## Brief
State how many lines in the listing below contain the word "this", and write nothing else.
◇ ◇ ◇
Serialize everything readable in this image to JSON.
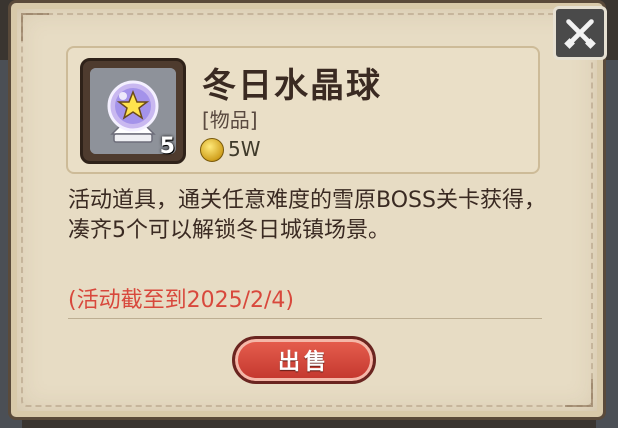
{
  "dialog": {
    "item_name": "冬日水晶球",
    "item_type": "[物品]",
    "item_count": "5",
    "price": "5W",
    "description": "活动道具，通关任意难度的雪原BOSS关卡获得，凑齐5个可以解锁冬日城镇场景。",
    "deadline": "(活动截至到2025/2/4)",
    "sell_label": "出售",
    "close_icon": "close-crossed-swords-icon",
    "coin_icon": "gold-coin-icon",
    "item_icon": "crystal-ball-star-icon"
  },
  "colors": {
    "panel": "#e7dcc4",
    "title_text": "#3a2a22",
    "deadline_text": "#d8483c",
    "sell_button": "#d4473a"
  }
}
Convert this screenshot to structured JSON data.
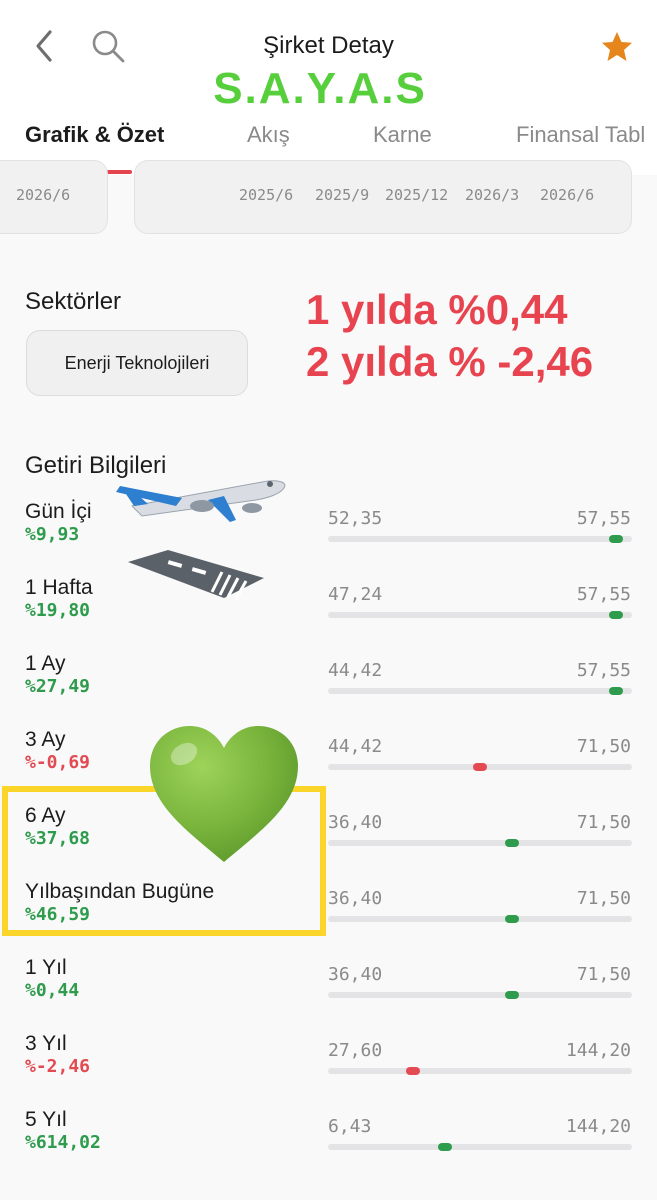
{
  "header": {
    "title": "Şirket Detay",
    "overlay_ticker": "S.A.Y.A.S",
    "icons": {
      "back": "chevron-left-icon",
      "search": "search-icon",
      "favorite": "star-icon"
    },
    "colors": {
      "favorite": "#e5851c",
      "overlay_ticker": "#57cf3c",
      "accent": "#e3444d"
    }
  },
  "tabs": [
    {
      "label": "Grafik & Özet",
      "active": true
    },
    {
      "label": "Akış",
      "active": false
    },
    {
      "label": "Karne",
      "active": false
    },
    {
      "label": "Finansal Tabl",
      "active": false
    }
  ],
  "chart_strip": {
    "left_tick": "2026/6",
    "ticks": [
      "2025/6",
      "2025/9",
      "2025/12",
      "2026/3",
      "2026/6"
    ]
  },
  "sectors": {
    "title": "Sektörler",
    "chip": "Enerji Teknolojileri"
  },
  "overlay_text": {
    "line1": "1 yılda %0,44",
    "line2": "2 yılda % -2,46",
    "color": "#e84450"
  },
  "returns": {
    "title": "Getiri Bilgileri",
    "rows": [
      {
        "label": "Gün İçi",
        "pct": "%9,93",
        "sign": "pos",
        "low": "52,35",
        "high": "57,55",
        "position": 0.97
      },
      {
        "label": "1 Hafta",
        "pct": "%19,80",
        "sign": "pos",
        "low": "47,24",
        "high": "57,55",
        "position": 0.97
      },
      {
        "label": "1 Ay",
        "pct": "%27,49",
        "sign": "pos",
        "low": "44,42",
        "high": "57,55",
        "position": 0.97
      },
      {
        "label": "3 Ay",
        "pct": "%-0,69",
        "sign": "neg",
        "low": "44,42",
        "high": "71,50",
        "position": 0.5
      },
      {
        "label": "6 Ay",
        "pct": "%37,68",
        "sign": "pos",
        "low": "36,40",
        "high": "71,50",
        "position": 0.61
      },
      {
        "label": "Yılbaşından Bugüne",
        "pct": "%46,59",
        "sign": "pos",
        "low": "36,40",
        "high": "71,50",
        "position": 0.61
      },
      {
        "label": "1 Yıl",
        "pct": "%0,44",
        "sign": "pos",
        "low": "36,40",
        "high": "71,50",
        "position": 0.61
      },
      {
        "label": "3 Yıl",
        "pct": "%-2,46",
        "sign": "neg",
        "low": "27,60",
        "high": "144,20",
        "position": 0.27
      },
      {
        "label": "5 Yıl",
        "pct": "%614,02",
        "sign": "pos",
        "low": "6,43",
        "high": "144,20",
        "position": 0.38
      }
    ]
  },
  "stickers": {
    "plane": "airplane-icon",
    "runway": "runway-icon",
    "heart": "green-heart-icon",
    "highlight_color": "#fcd52b"
  }
}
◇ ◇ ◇
## Problem solution
2